As we wind down the year, I would like to share a couple of thoughts…
Whether you're a "glass half empty", or a "glass half full" type, you still only have one glass in life. A wise person once told me that that glass, where our outlook on life is kept, is also where we keep all of our memories.
The CDC's published average US life expectancy is 77.7 years. If the glass theory is true, with 77.7 average years of memories, you can certainly see how, as we age, it may be easy to forget a few things! When you get to that point, whether you be 60, 70 or 80, you've reached what I call "Memory Glass Overload".
The real question is, can we control the memories we keep in our glass? I like to think that, as we age, we have some control and, with some practice, we can ensure the memories we keep are only the most precious to us. As we age and our lives change, the memories we cherish most change too, and I think it's up to us to make sure our memory glass is only used to house the best and most precious memories of all.
At 35, your memory glass may contain memories of parents, childhood friends and college alumni. You may be lucky enough to have memories of a wedding, the birth of your children, the purchase of a home. Your glass still has plenty of room, just make sure you're not using valuable space to keep memories that aren't worth saving.
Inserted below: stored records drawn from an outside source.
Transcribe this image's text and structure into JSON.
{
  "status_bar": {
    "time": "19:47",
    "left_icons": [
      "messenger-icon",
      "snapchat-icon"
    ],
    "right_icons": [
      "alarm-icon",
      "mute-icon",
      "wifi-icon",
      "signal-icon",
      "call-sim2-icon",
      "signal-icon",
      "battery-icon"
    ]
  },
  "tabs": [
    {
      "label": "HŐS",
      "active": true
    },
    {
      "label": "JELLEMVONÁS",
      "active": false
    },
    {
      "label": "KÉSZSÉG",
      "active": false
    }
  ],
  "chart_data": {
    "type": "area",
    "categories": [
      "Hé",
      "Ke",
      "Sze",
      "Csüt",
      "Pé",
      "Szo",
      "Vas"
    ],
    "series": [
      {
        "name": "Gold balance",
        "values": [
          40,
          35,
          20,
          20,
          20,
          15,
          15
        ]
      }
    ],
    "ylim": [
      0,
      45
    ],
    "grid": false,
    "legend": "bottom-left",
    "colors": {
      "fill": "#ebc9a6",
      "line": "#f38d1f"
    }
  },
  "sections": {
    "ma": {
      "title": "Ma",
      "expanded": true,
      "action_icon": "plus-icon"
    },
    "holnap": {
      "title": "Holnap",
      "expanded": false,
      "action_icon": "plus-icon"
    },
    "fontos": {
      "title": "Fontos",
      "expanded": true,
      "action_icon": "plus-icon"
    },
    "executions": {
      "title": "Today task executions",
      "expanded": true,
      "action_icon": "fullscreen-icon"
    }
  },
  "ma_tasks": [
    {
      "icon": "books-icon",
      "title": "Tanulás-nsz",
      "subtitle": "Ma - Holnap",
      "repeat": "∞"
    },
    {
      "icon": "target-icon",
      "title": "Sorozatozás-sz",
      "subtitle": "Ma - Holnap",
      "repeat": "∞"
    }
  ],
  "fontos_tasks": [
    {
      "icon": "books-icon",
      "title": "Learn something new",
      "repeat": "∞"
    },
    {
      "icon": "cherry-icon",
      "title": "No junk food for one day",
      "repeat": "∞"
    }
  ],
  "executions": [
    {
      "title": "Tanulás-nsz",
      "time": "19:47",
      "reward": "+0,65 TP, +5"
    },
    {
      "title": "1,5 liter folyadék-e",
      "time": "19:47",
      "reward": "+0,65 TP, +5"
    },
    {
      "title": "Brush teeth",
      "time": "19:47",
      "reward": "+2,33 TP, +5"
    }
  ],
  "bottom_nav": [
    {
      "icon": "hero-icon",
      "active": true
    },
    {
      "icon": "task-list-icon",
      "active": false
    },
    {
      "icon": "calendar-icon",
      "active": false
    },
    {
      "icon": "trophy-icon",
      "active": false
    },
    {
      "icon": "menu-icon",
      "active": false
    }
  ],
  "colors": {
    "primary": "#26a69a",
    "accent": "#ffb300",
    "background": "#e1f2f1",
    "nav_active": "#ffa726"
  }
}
At 50, you may have added memories of grandchildren born, career success and 25th anniversary parties. You still have a little room, but caution–it's getting close to full….
At 60, a few memories may start falling out of the glass, and this is where your practice of keeping only the best memories on file will help. As your memory glass starts to overflow, it's up to you to do some routine maintenance that you'll have to continue through the rest of your days. Take a little time, and review what's in that glass. Make sure space isn't being taken up with memories that don't belong. Discard any angry memories and, if you're keeping any sad ones, make sure they're only the most bittersweet, and truly ones you can't live happier without.
Continue this practice of routine maintenance–think of it as memory downsizing–You may need to make some choices, and some of those choices may be difficult, but they will be choices you make. Keeping your memory glass full of only the most beautiful and precious memories is the best defense against those memories that serve no good purpose. On days when you're blue, a little down in the dumps, or feeling a little self-pity, you have the ability to break out your memory glass and enjoy the memories you've stored there. Those are yours for the rest of your days, to share or enjoy as you see fit. They are more valuable than cash and have power to purchase a smile, sometimes when you need it most of all.
As we wind down this year, I've taken some time to review my memory glass. For the first time in a long time, I've made the choice to discard some unhappy memories that were taking up space in my glass. This maintenance has allowed me to make room for new memories. I've spent the last half of this year reexamining what's important in my life and, in the process, I've created some wonderful new friends and some wonderful new memories! For all of you who hold a place in my personal memory glass, I thank you–because I keep only the most precious of memories, it's important to me that you know you hold a very special and important place in my heart.
As you choose how to spend your Holidays, I remind you all the memories you make are those you choose to make. The memories you keep in your glass are chosen by you. Realize the importance of those choices, and be selective with those you keep and hold dear. Oh, and in keeping with my motto, do some routine maintenance from time to time, Because Sometimes–Less is More!
Wishing you all a Very Merry Christmas and Happy New Year!